Sunday, November 8, 2015

The Joy And Pride Continue

Although there will undoubtedly be some serious disappointments in the months and years ahead, the joy and the pride that Canadians feel over the election of the Trudeau government is very strong indeed. Treat yourself on this fine Sunday morning by checking out the full array of letters from Star writers as they share their hopes for the future. Following are but three of them.
Canada reborn! My heart swells with joy and pride as Canada demonstrates democracy in action and Prime Minister Trudeau and his ministers are sworn in before the public openly and on national television. Is there another nation in the world where citizens have voted freely and elected such superbly qualified men and women who are immediately shown to all the citizens?

We are so blessed with freedom and the opportunity to have a Prime Minister who recognizes true Canadian values and will restore our status at the United Nations and throughout the world.
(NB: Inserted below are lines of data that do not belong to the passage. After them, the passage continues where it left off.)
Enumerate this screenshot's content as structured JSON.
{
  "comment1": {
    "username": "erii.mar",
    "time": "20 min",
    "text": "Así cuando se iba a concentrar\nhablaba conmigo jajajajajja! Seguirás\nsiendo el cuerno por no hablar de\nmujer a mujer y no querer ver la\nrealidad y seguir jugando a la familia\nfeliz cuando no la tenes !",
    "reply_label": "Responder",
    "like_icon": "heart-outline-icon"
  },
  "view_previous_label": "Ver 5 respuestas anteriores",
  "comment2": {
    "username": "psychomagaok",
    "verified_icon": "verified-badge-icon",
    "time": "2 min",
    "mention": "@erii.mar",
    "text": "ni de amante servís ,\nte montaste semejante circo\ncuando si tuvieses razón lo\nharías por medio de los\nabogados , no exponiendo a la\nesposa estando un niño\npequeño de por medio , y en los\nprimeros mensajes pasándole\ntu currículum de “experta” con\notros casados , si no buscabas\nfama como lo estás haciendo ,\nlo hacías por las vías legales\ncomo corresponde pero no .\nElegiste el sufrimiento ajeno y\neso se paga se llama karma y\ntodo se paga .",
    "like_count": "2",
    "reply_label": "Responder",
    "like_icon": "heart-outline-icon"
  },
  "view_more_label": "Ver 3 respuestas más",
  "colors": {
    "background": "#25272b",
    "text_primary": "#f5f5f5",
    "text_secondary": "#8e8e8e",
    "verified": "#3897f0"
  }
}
After the years, terrifying to me, of the Harper regime diminishing openness, eliminating discussion in Parliament, imposing cruel laws in areas of justice, immigration and engaging in undeclared war, the sun is streaming in and we are returning to the Canada that I have loved for more than 80 years.
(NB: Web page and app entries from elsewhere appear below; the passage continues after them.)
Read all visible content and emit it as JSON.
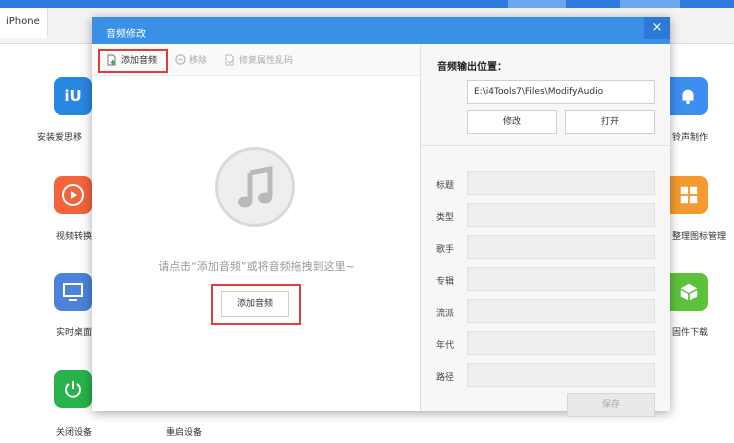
{
  "app": {
    "tab_label": "iPhone",
    "tiles": [
      {
        "name": "i4-app-tile",
        "label": "安装爱思移",
        "color": "#2a86e3",
        "icon": "i4-logo-icon"
      },
      {
        "name": "ringtone-tile",
        "label": "铃声制作",
        "color": "#3c8ff0",
        "icon": "bell-icon"
      },
      {
        "name": "video-convert-tile",
        "label": "视频转换",
        "color": "#f2643b",
        "icon": "play-icon"
      },
      {
        "name": "icon-manage-tile",
        "label": "整理图标管理",
        "color": "#f59a30",
        "icon": "grid-icon"
      },
      {
        "name": "realtime-desktop-tile",
        "label": "实时桌面",
        "color": "#4a83d9",
        "icon": "monitor-icon"
      },
      {
        "name": "firmware-download-tile",
        "label": "固件下载",
        "color": "#5cc23a",
        "icon": "box-icon"
      },
      {
        "name": "shutdown-tile",
        "label": "关闭设备",
        "color": "#27b24a",
        "icon": "power-icon"
      },
      {
        "name": "reboot-tile",
        "label": "重启设备",
        "color": "#5bb833",
        "icon": "reboot-icon"
      }
    ]
  },
  "dialog": {
    "title": "音频修改",
    "close_glyph": "×",
    "toolbar": {
      "add_label": "添加音频",
      "remove_label": "移除",
      "fix_label": "修复属性乱码"
    },
    "empty": {
      "icon": "music-note-icon",
      "hint": "请点击“添加音频”或将音频拖拽到这里~",
      "add_button": "添加音频"
    },
    "output": {
      "label": "音频输出位置：",
      "path": "E:\\i4Tools7\\Files\\ModifyAudio",
      "modify_button": "修改",
      "open_button": "打开"
    },
    "fields": [
      {
        "label": "标题",
        "value": ""
      },
      {
        "label": "类型",
        "value": ""
      },
      {
        "label": "歌手",
        "value": ""
      },
      {
        "label": "专辑",
        "value": ""
      },
      {
        "label": "流派",
        "value": ""
      },
      {
        "label": "年代",
        "value": ""
      },
      {
        "label": "路径",
        "value": ""
      }
    ],
    "save_button": "保存"
  },
  "colors": {
    "accent": "#3a8fe6",
    "highlight": "#e23b3b"
  }
}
As one born in Canada, I am thrilled to see the bright future for my wonderful country.

Shirley Bush, Toronto

For the Prime Minister-designate of our great nation to be ushered into the swearing-in ceremony, borne aloft on the haunting timbre of Cree tradition, and for him to emerge as our new Prime Minister, is a potent acknowledgement of the myriad peoples who made, and continue to advance, our nation.
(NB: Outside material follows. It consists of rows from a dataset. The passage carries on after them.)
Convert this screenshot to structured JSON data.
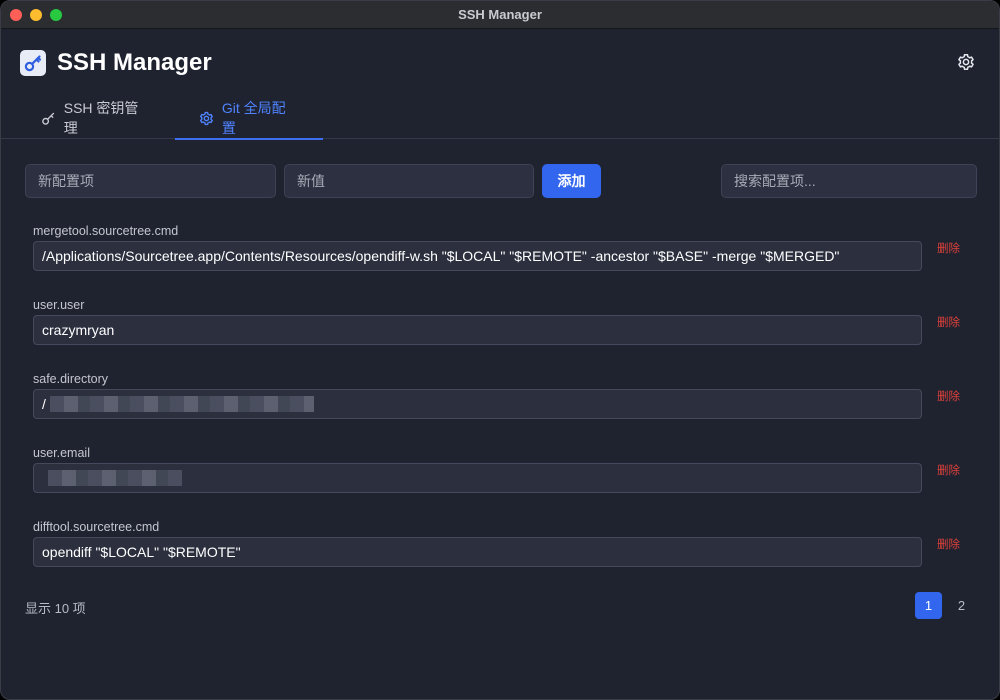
{
  "window": {
    "title": "SSH Manager"
  },
  "header": {
    "title": "SSH Manager"
  },
  "tabs": [
    {
      "label": "SSH 密钥管理",
      "active": false
    },
    {
      "label": "Git 全局配置",
      "active": true
    }
  ],
  "toolbar": {
    "key_placeholder": "新配置项",
    "value_placeholder": "新值",
    "add_label": "添加",
    "search_placeholder": "搜索配置项..."
  },
  "entries": [
    {
      "key": "mergetool.sourcetree.cmd",
      "value": "/Applications/Sourcetree.app/Contents/Resources/opendiff-w.sh \"$LOCAL\" \"$REMOTE\" -ancestor \"$BASE\" -merge \"$MERGED\"",
      "delete_label": "删除"
    },
    {
      "key": "user.user",
      "value": "crazymryan",
      "delete_label": "删除"
    },
    {
      "key": "safe.directory",
      "value": "/",
      "delete_label": "删除"
    },
    {
      "key": "user.email",
      "value": "",
      "delete_label": "删除"
    },
    {
      "key": "difftool.sourcetree.cmd",
      "value": "opendiff \"$LOCAL\" \"$REMOTE\"",
      "delete_label": "删除"
    }
  ],
  "footer": {
    "count_text": "显示 10 项",
    "pages": [
      "1",
      "2"
    ],
    "current_page": "1"
  },
  "colors": {
    "accent": "#3366ee",
    "danger": "#e0413a",
    "background": "#1f2330"
  },
  "icons": {
    "logo": "key-icon",
    "settings": "gear-icon",
    "tab_ssh": "key-icon",
    "tab_git": "gear-icon"
  }
}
Mr. Trudeau represents a rebirth of ideals, renewal of Canada as inspiration for the rest of the world. Through this territory, global citizens can, indeed, envision a hoped-for country, in which disparate peoples and diverse views can be incorporated into nationhood.

Through Canadian influence, the international community can aspire to parity, can pursue equity, can insist on right. Canada has always been this nation. May we never forget this moment, never abandon this movement, always seek the better angels of our nature.

Caril Phang, Toronto

The swearing in of the new government was a celebration of great joy and pointed symbolism that heralded a new era of inclusivity and civility in Canada. How fitting that – flanked by cabinet ministers proudly wearing Liberal red – our new Prime Minister chose to wear a tie coloured Conservative blue.

What a thoughtful way to demonstrate his belief that he was elected to serve all Canadians, not just those who chose to support him at the ballot box. His “sunny ways” are such a profound and welcome relief – we are so ready for them.

Gillian Bartlett, Toronto


  1. I don't want to spoil the party or rain on the parade, but I wonder what we have here. A new citizen centric government or another tired neoliberal regime (whose policies are determined in large part by the Canadian Council of Chief Executives) with a new coat of paint?

    How the Trudeau Liberals deal with the TPP should answer that question.

    1. While I share your concern, Anon, I wonder if it is possible that we will get a little of both? I am quite worried about the TPP. The more I read about it, the more I am at a loss to see how this will benefit more than a select group of Canadians. For it to be ratified, at least six countries have to endorse it. I am hoping against hope that doesn't happen.

      On the other hand, if we do continue, even in a reduced measure, to feel more positive about our country and the new government, perhaps we will see far greater citizen interest and engagement in the political arena. The resulting vigilance may help to prevent more such deals from being entertained in the future.

  2. From the blog of a "conservative heretic":


    By any system of measure, Trudeau’s new Cabinet is pretty impressive. It includes for example: a former astronaut, a couple of scientists (one of whom is a Nobel Prize winner), the former Chair of the C.D. Howe Institute, a human rights lawyer, a former First Nations Chief and public prosecutor, a farmer, a former Finance Minister, a Former Liberal Party Leader and the list goes on. In fact it is a long list of highly talented people who are significantly more accomplished than most of the media pundits criticizing them. If nothing else, it is a group of people with a proven track record of determination, professionalism and discipline.


    Instead of attacking the credibility of a group of what appears to be eminently qualified people, conservatives and the media might do better to ask why it is that the Conservative Party cannot attract talent of that calibre.

    1. Your point is well-taken, Anon. Thank you. One hope, against hope, that the Conservatives will take some time for real introspection rather than simply make cosmetic changes.